Examples of I swear
Examples of I swear
Where does I swear come from?
The legal practice of swearing under oath to give testimony or bear witness is ancient. Today, the best-known courtroom oath in the US is “I swear to tell the truth, the whole truth, and nothing but the truth, so help me God.” In British, Irish, and Australian courtrooms, the oath goes: “I swear by Almighty God that the evidence I shall give shall be the truth, the whole truth and nothing but the truth.” Versions of this oath have appeared in court proceedings and legal texts in the UK since the mid-1700s and migrated to the US upon colonization.
As such, the phrase I swear has long been associated with a promise that brings with it the punishments of perjury, whether divine or legal. In modern courtrooms, the phrase I swear is not to be used lightly, as one is submitting the following statement as truthful before the law. Today, I swear is widely used in similar solemn contexts, often also referencing the Bible (e.g., I swear on the Bible or I swear to God) to reinforce the seriousness of the situation.
From law and religion, I swear has drifted into romance. Here, it’s used in professions of love and commitment as seen in the pop song “I Swear,” a 1993 John Michael Montgomery country ballad covered by boy-band All-4-One in 1994. Both versions received critical acclaim and chart-topping positions in multiple countries. The song is known for its refrain: “I swear by the moon and the stars in the sky / I’ll be there.” I swear has also drifted into colloquial speech, where it’s used for emphasis in exciting or exasperating situations.
Who uses I swear?
Outside of law, the phrase I swear has widespread and various uses in colloquial speech and writing. For instance, when the legitimacy of a speaker’s unlikely story is called into question, they might respond defensively using I swear, as in, “I swear it’s true!” They might also use I swear to introduce a statement they know is untrue to signal an exaggeration, as in, “I swear it took me five years to get through that line.”
I swear is also popularly used in informal contexts to emphasize a particular point, as in “I swear, David Bowie is the most beautiful man to have ever lived.” I swear is often expanded in this tone to I swear to God. The use of the phrase here calls on the weight of I swear’s long legal and religious history but does not maintain the same level of seriousness. Instead, I swear conveys an exaggerated level of excitement.
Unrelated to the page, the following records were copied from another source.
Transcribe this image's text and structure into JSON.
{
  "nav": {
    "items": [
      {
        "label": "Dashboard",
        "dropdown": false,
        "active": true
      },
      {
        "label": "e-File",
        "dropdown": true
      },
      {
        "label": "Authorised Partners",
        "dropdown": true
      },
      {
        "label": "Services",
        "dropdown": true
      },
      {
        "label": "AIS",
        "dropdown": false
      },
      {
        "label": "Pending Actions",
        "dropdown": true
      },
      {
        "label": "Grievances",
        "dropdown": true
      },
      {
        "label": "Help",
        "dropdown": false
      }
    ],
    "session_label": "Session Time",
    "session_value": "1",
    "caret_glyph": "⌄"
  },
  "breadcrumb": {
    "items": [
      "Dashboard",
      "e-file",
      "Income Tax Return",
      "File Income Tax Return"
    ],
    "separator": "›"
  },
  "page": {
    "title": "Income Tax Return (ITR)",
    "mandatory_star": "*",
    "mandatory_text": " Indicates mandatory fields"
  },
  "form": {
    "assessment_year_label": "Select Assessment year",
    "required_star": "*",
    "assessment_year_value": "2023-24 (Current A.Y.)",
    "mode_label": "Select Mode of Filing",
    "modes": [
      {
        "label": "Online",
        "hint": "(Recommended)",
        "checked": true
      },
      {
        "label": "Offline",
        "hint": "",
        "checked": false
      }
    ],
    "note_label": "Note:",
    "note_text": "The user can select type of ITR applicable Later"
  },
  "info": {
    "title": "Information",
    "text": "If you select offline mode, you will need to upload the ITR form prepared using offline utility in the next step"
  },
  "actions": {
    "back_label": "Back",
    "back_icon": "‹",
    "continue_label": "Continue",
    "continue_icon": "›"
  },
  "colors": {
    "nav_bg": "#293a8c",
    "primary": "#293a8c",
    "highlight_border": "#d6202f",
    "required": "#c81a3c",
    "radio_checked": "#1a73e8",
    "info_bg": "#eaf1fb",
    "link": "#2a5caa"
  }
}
This use of I swear is commonly associated with animated younger people speaking in hyperbole.
I swear or I swear to God can also be used when one is piqued by a frustrating situation. When used this way, I swear often appears at the beginning of a sentence detailing what the speaker sees as an unfair matter and what they plan to do about it. For example, “I swear, she talks to me like I’m stupid” or “I swear, next time she talks to me like that, I’m leaving.” In writing, as we’ve noted here, I swear is often set off with a comma, leaving out the more formal-sounding that (e.g., I swear that).